What this task involves: From the line with "Read all visible" to the final line of the data below, please write out every line exactly, with no pictures.

[Component data from apps and pages]

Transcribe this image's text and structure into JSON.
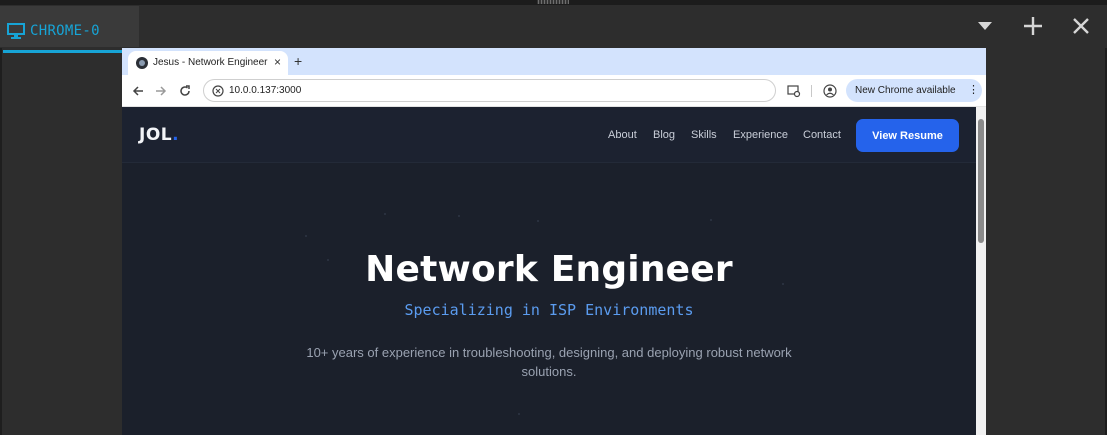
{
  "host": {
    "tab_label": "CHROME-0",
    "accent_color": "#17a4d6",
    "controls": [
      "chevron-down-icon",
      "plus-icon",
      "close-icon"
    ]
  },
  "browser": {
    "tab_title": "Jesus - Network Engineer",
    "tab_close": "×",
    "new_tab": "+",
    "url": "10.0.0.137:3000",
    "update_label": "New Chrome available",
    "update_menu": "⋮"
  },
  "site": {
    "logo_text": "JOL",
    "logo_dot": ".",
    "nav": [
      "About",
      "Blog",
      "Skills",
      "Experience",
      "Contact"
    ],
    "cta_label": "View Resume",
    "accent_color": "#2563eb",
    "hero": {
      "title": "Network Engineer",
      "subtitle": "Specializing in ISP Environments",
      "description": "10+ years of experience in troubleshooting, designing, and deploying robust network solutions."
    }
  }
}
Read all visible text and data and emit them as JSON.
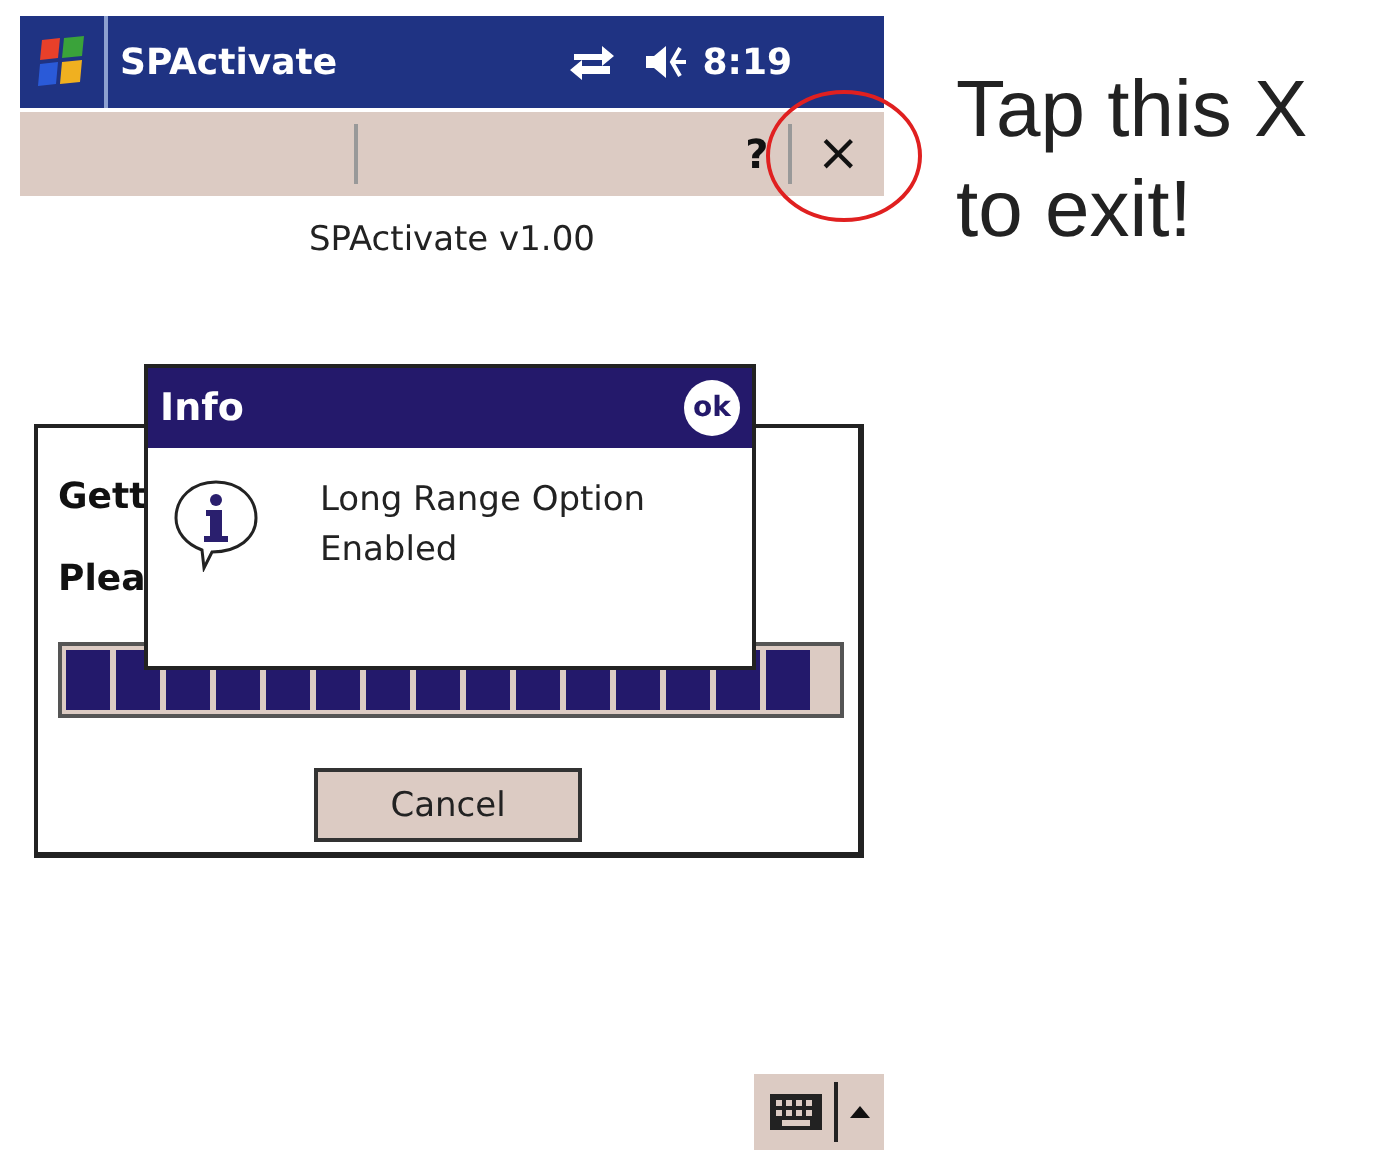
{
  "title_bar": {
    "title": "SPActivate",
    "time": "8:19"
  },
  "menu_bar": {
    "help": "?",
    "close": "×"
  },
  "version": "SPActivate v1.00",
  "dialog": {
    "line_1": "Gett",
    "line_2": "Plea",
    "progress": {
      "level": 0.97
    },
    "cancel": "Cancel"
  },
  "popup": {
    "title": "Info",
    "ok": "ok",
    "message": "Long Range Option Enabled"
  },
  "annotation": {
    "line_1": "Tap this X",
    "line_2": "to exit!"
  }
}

Output below:
Read all visible text and data and emit them as JSON.
{
  "title_bar": {
    "title": "SPActivate",
    "time": "8:19"
  },
  "menu_bar": {
    "help": "?",
    "close": "×"
  },
  "version": "SPActivate v1.00",
  "dialog": {
    "line_1": "Gett",
    "line_2": "Plea",
    "progress": {
      "level": 0.97
    },
    "cancel": "Cancel"
  },
  "popup": {
    "title": "Info",
    "ok": "ok",
    "message": "Long Range Option Enabled"
  },
  "annotation": {
    "line_1": "Tap this X",
    "line_2": "to exit!"
  }
}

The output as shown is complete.